- [SUPPLIED RECORDS]:
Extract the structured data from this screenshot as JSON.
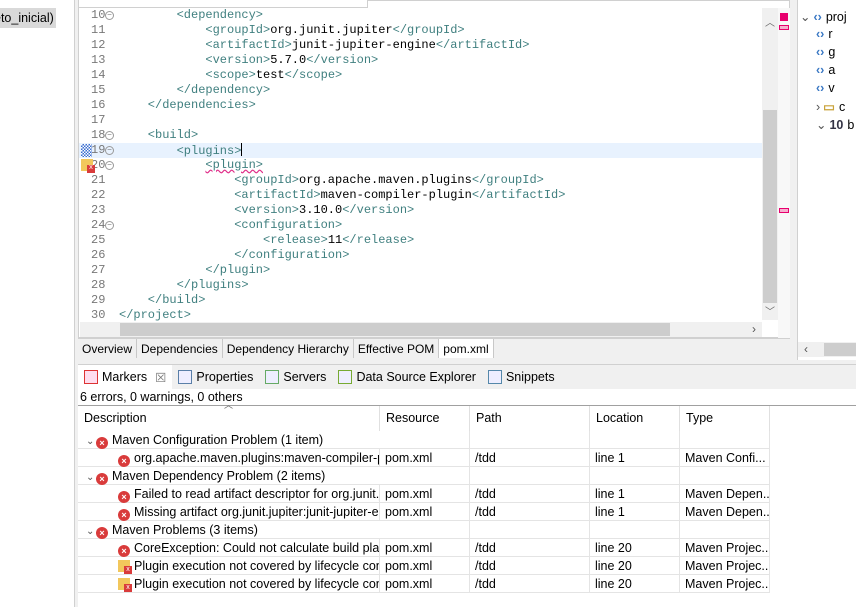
{
  "left_panel": {
    "selected_item": "eto_inicial)"
  },
  "editor": {
    "lines": [
      {
        "n": "10",
        "fold": true,
        "indent": 2,
        "parts": [
          [
            "tag",
            "<dependency>"
          ]
        ]
      },
      {
        "n": "11",
        "indent": 3,
        "parts": [
          [
            "tag",
            "<groupId>"
          ],
          [
            "txt",
            "org.junit.jupiter"
          ],
          [
            "tag",
            "</groupId>"
          ]
        ]
      },
      {
        "n": "12",
        "indent": 3,
        "parts": [
          [
            "tag",
            "<artifactId>"
          ],
          [
            "txt",
            "junit-jupiter-engine"
          ],
          [
            "tag",
            "</artifactId>"
          ]
        ]
      },
      {
        "n": "13",
        "indent": 3,
        "parts": [
          [
            "tag",
            "<version>"
          ],
          [
            "txt",
            "5.7.0"
          ],
          [
            "tag",
            "</version>"
          ]
        ]
      },
      {
        "n": "14",
        "indent": 3,
        "parts": [
          [
            "tag",
            "<scope>"
          ],
          [
            "txt",
            "test"
          ],
          [
            "tag",
            "</scope>"
          ]
        ]
      },
      {
        "n": "15",
        "indent": 2,
        "parts": [
          [
            "tag",
            "</dependency>"
          ]
        ]
      },
      {
        "n": "16",
        "indent": 1,
        "parts": [
          [
            "tag",
            "</dependencies>"
          ]
        ]
      },
      {
        "n": "17",
        "indent": 0,
        "parts": []
      },
      {
        "n": "18",
        "fold": true,
        "indent": 1,
        "parts": [
          [
            "tag",
            "<build>"
          ]
        ]
      },
      {
        "n": "19",
        "fold": true,
        "indent": 2,
        "current": true,
        "parts": [
          [
            "tag",
            "<plugins>"
          ]
        ]
      },
      {
        "n": "20",
        "fold": true,
        "indent": 3,
        "marker": "warning-error",
        "parts": [
          [
            "sq",
            "<plugin>"
          ]
        ]
      },
      {
        "n": "21",
        "indent": 4,
        "parts": [
          [
            "tag",
            "<groupId>"
          ],
          [
            "txt",
            "org.apache.maven.plugins"
          ],
          [
            "tag",
            "</groupId>"
          ]
        ]
      },
      {
        "n": "22",
        "indent": 4,
        "parts": [
          [
            "tag",
            "<artifactId>"
          ],
          [
            "txt",
            "maven-compiler-plugin"
          ],
          [
            "tag",
            "</artifactId>"
          ]
        ]
      },
      {
        "n": "23",
        "indent": 4,
        "parts": [
          [
            "tag",
            "<version>"
          ],
          [
            "txt",
            "3.10.0"
          ],
          [
            "tag",
            "</version>"
          ]
        ]
      },
      {
        "n": "24",
        "fold": true,
        "indent": 4,
        "parts": [
          [
            "tag",
            "<configuration>"
          ]
        ]
      },
      {
        "n": "25",
        "indent": 5,
        "parts": [
          [
            "tag",
            "<release>"
          ],
          [
            "txt",
            "11"
          ],
          [
            "tag",
            "</release>"
          ]
        ]
      },
      {
        "n": "26",
        "indent": 4,
        "parts": [
          [
            "tag",
            "</configuration>"
          ]
        ]
      },
      {
        "n": "27",
        "indent": 3,
        "parts": [
          [
            "tag",
            "</plugin>"
          ]
        ]
      },
      {
        "n": "28",
        "indent": 2,
        "parts": [
          [
            "tag",
            "</plugins>"
          ]
        ]
      },
      {
        "n": "29",
        "indent": 1,
        "parts": [
          [
            "tag",
            "</build>"
          ]
        ]
      },
      {
        "n": "30",
        "indent": 0,
        "parts": [
          [
            "tag",
            "</project>"
          ]
        ]
      }
    ],
    "tabs": [
      "Overview",
      "Dependencies",
      "Dependency Hierarchy",
      "Effective POM",
      "pom.xml"
    ],
    "active_tab": "pom.xml"
  },
  "outline": {
    "items": [
      "proj",
      "r",
      "g",
      "a",
      "v",
      "c",
      "b"
    ]
  },
  "markers": {
    "tabs": [
      {
        "label": "Markers",
        "icon": "markers-icon",
        "active": true
      },
      {
        "label": "Properties",
        "icon": "properties-icon"
      },
      {
        "label": "Servers",
        "icon": "servers-icon"
      },
      {
        "label": "Data Source Explorer",
        "icon": "data-source-icon"
      },
      {
        "label": "Snippets",
        "icon": "snippets-icon"
      }
    ],
    "close_glyph": "☒",
    "summary": "6 errors, 0 warnings, 0 others",
    "columns": [
      "Description",
      "Resource",
      "Path",
      "Location",
      "Type"
    ],
    "rows": [
      {
        "group": true,
        "desc": "Maven Configuration Problem (1 item)",
        "icon": "error"
      },
      {
        "desc": "org.apache.maven.plugins:maven-compiler-plugin",
        "icon": "error",
        "resource": "pom.xml",
        "path": "/tdd",
        "location": "line 1",
        "type": "Maven Confi..."
      },
      {
        "group": true,
        "desc": "Maven Dependency Problem (2 items)",
        "icon": "error"
      },
      {
        "desc": "Failed to read artifact descriptor for org.junit.jupiter",
        "icon": "error",
        "resource": "pom.xml",
        "path": "/tdd",
        "location": "line 1",
        "type": "Maven Depen..."
      },
      {
        "desc": "Missing artifact org.junit.jupiter:junit-jupiter-engine",
        "icon": "error",
        "resource": "pom.xml",
        "path": "/tdd",
        "location": "line 1",
        "type": "Maven Depen..."
      },
      {
        "group": true,
        "desc": "Maven Problems (3 items)",
        "icon": "error"
      },
      {
        "desc": "CoreException: Could not calculate build plan",
        "icon": "error",
        "resource": "pom.xml",
        "path": "/tdd",
        "location": "line 20",
        "type": "Maven Projec..."
      },
      {
        "desc": "Plugin execution not covered by lifecycle configuration",
        "icon": "warning-error",
        "resource": "pom.xml",
        "path": "/tdd",
        "location": "line 20",
        "type": "Maven Projec..."
      },
      {
        "desc": "Plugin execution not covered by lifecycle configuration",
        "icon": "warning-error",
        "resource": "pom.xml",
        "path": "/tdd",
        "location": "line 20",
        "type": "Maven Projec..."
      }
    ]
  }
}
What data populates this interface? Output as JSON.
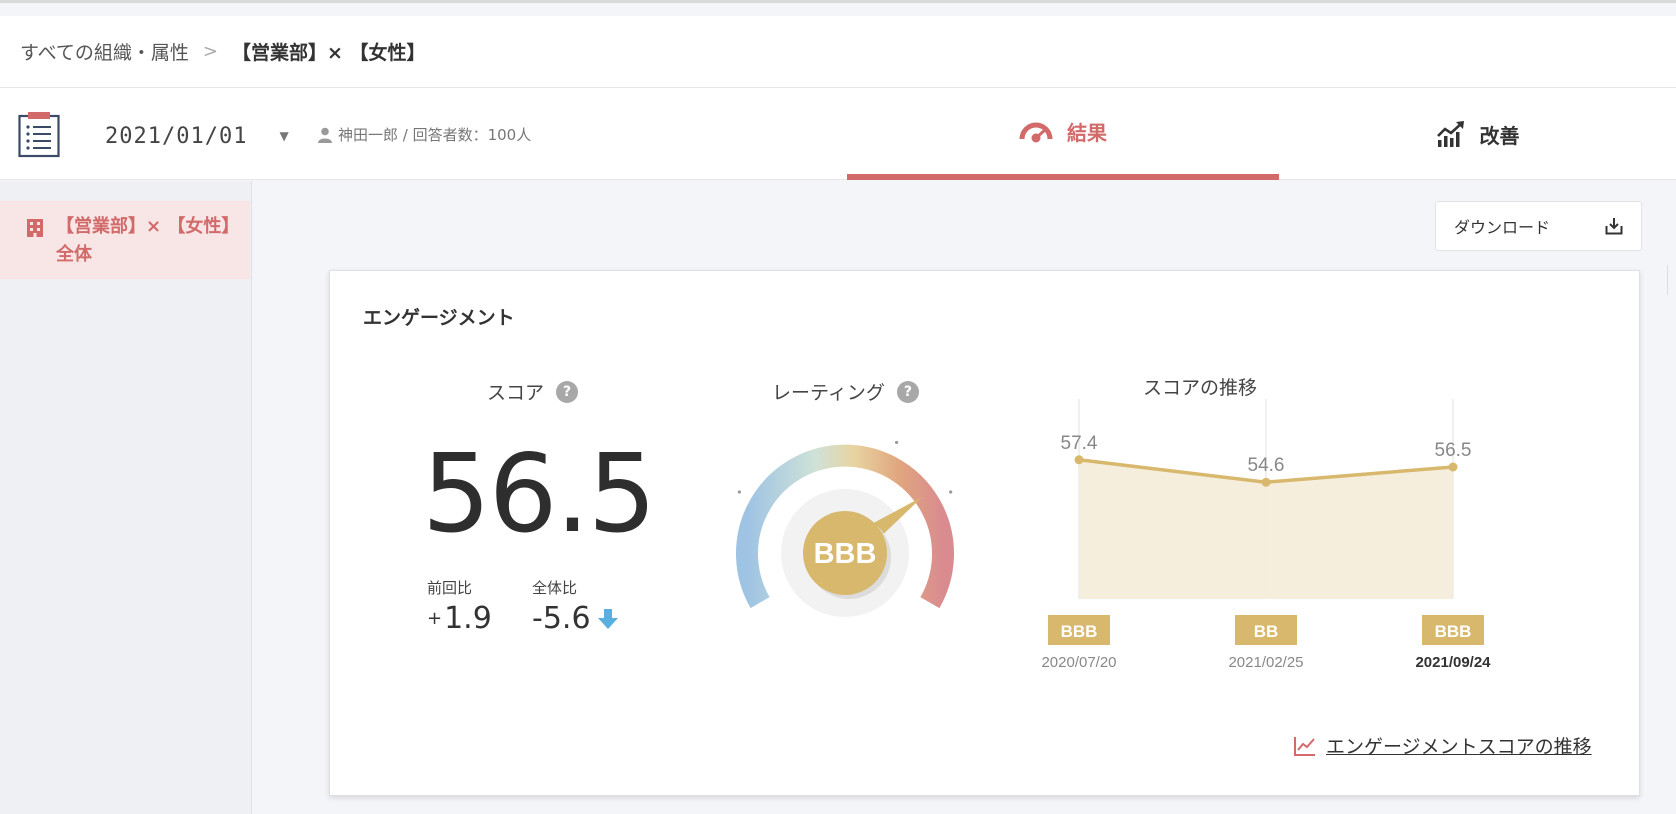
{
  "breadcrumb": {
    "root": "すべての組織・属性",
    "separator": ">",
    "current": "【営業部】× 【女性】"
  },
  "toolbar": {
    "date": "2021/01/01",
    "meta": "神田一郎 / 回答者数：100人",
    "icons": {
      "survey": "clipboard-list-icon",
      "user": "person-icon",
      "caret": "caret-down-icon"
    }
  },
  "tabs": {
    "results": {
      "label": "結果",
      "icon": "gauge-icon",
      "active": true
    },
    "improve": {
      "label": "改善",
      "icon": "trend-up-icon",
      "active": false
    }
  },
  "sidebar": {
    "item": {
      "line1": "【営業部】× 【女性】",
      "line2": "全体",
      "icon": "building-icon"
    }
  },
  "download": {
    "label": "ダウンロード",
    "icon": "download-icon"
  },
  "colors": {
    "accent": "#d26a6a",
    "gold": "#d8b86c",
    "blue_arrow": "#5aaee0",
    "area_fill": "#f5ecd9"
  },
  "engagement": {
    "title": "エンゲージメント",
    "score": {
      "label": "スコア",
      "help": "?",
      "value": "56.5",
      "prev_label": "前回比",
      "prev_sign": "+",
      "prev_value": "1.9",
      "overall_label": "全体比",
      "overall_value": "-5.6",
      "overall_icon": "arrow-down-icon"
    },
    "rating": {
      "label": "レーティング",
      "help": "?",
      "value": "BBB",
      "level": 0.68
    },
    "trend": {
      "title": "スコアの推移"
    },
    "link": {
      "label": "エンゲージメントスコアの推移",
      "icon": "line-chart-icon"
    }
  },
  "chart_data": {
    "type": "area",
    "title": "スコアの推移",
    "categories": [
      "2020/07/20",
      "2021/02/25",
      "2021/09/24"
    ],
    "ratings": [
      "BBB",
      "BB",
      "BBB"
    ],
    "values": [
      57.4,
      54.6,
      56.5
    ],
    "highlighted_category": "2021/09/24",
    "ylim": [
      40,
      65
    ],
    "grid": "vertical lines at each category",
    "legend": "none"
  }
}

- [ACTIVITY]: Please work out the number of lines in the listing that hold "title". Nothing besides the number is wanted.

- [THE ANSWER]: 3